THUMB through the technicolor promotional brochure on the St. Louis area - prepared for prospective businesses by the Fantus Company - and you'll find each urban asset described in glowing detail. Everything worth bragging about is there. But, like similar brochures of other large industrial cities, any sales pitch for the city's public school system is conspicuously absent. Private and parochial schools net the high marks.
As federal education funds are cut back and the exodus to the suburbs continues, older city school systems are increasingly dependent on a shrinking real estate tax base. Many city schools have few science and advanced-math teachers. Even inner-city valedictorians are finding it harder to get into good universities.
For years desegregating schools has been widely viewed as a partial answer to the problem of quality. But as the white population in city schools has dwindled , traditional strategies have had to be revamped.
Despite the 1954 Supreme Court ruling that racially separate schools are ''inherently unequal,'' there has been a push in recent years, supported by many black parents, to solve the problem by pumping more resources into city schools. The enrichment is often combined with voluntary desegregation measures such as establishment of magnet schools and open-enrollment policies.
Still, 1 of every 3 black students nationwide attends a school that is at least 90 percent black.
Some experts, such as Gary Orfield, a University of Chicago political scientist, say the best overall solution is to merge city and suburban school districts into metropolitan systems. He concedes that suburban resistance is strong. But he notes that countywide systems are common in the South and that courts have ordered such areawide solutions in Wilmington, Del.; Louisville, Ky.; and Indianapolis.
''With education desegregation in the North, we're either going to have to go forward or backward - we can't stand still,'' Professor Orfield says.
''We've either got to do it with cities and suburbs - or operate black, white , and Hispanic school systems separately. (The latter) would lead to a stratification of the whole socialization process. I think that's fatal.''
The St. Louis public schools, which are 80 percent black, are trying an innovative city- and state-financed plan which, if it works, could become something of a national model.
Under a voluntary arrangement - with the threat of a trial acting as a spur - 23 largely white suburban school districts in St. Louis County and the city's public schools agreed last summer to an areawide desegregation program.
''The beauty of it is that the parties worked out the solution instead of the judge - they deserve tremendous credit for their courage,'' says D. Bruce LaPierre, the Washington University law professor appointed a special master by the court to negotiate a settlement.
Under the plan, 15,000 inner-city students would attend suburban schools within the next five years, and several thousand suburbanites would commute to St. Louis schools.
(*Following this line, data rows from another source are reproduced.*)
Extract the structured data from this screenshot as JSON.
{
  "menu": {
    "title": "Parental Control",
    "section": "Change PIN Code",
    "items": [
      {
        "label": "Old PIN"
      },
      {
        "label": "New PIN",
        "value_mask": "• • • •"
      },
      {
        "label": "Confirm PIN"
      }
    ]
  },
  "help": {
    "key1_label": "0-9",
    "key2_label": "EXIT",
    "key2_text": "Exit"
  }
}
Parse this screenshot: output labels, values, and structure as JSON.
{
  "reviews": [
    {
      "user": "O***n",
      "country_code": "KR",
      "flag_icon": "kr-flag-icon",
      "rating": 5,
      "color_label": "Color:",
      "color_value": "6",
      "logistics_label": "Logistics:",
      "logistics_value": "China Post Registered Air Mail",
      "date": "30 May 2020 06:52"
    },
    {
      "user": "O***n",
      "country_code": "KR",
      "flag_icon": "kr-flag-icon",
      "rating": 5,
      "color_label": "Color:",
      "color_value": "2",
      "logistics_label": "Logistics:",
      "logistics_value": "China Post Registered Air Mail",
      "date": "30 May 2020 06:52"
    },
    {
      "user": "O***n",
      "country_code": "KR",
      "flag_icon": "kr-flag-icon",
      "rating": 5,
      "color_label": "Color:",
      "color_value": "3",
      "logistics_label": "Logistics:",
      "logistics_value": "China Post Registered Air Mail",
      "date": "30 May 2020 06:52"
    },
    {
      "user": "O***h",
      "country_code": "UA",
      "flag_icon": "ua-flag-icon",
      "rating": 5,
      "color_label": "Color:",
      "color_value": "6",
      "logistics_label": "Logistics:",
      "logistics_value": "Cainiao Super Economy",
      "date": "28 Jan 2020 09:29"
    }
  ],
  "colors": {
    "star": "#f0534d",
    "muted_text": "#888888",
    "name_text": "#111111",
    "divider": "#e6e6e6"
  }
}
City schools would be improved across the board, with funding to achieve lower student-teacher ratios, larger arts staffs, and all-day kindergartens.
''The plan concerns itself less with who sits beside whom than with development of a quality system that would attract a diverse student population, '' St. Louis school superintendent Jerome B. Jones said in an interview. ''We're talking not just about a race issue but a class issue.''
What troubles him most now, he says, is the question of how an increasingly older and poorer urban population can be made to support public schools. He notes that St. Louis voters have turned down 22 bond issues in as many years.
''The kind of constituency we need to support the schools doesn't exist,'' he says. ''Increasingly, urban school districts are going to be forced to turn to the courts to get state bodies or voters to meet their responsibilities.''
''There are negative costs if we don't support and sustain our schools,'' warns Carl Holman, president of the National Urban Coalition. ''The youngsters getting the least education are going to cost society more.''
Aware of the crunch ahead, public school systems are reaching out for broader support. Businesses and foundations have responded with gifts of money, equipment, time, and even lobbying on bond issues.
A meeting held recently in the Academic and Athletic Academy, one of the St. Louis magnet schools, underscores the breadth of the new outreach. Realtors gathered in the school library to hear how the new areawide plan will work. They were clearly hungry for every positive detail.
''Tell us,'' one pleaded, ''how we can dispel the notion that the public schools are not a draw.''
Superintendent Jones acknowledges that such get-togethers are new for educators, who until now have largely kept to themselves.
''I think we recognize that we're all dependent on each other. . . ,'' he says. ''Only when people believe that the streets are safe and the schools are good are they going to come back into the city.''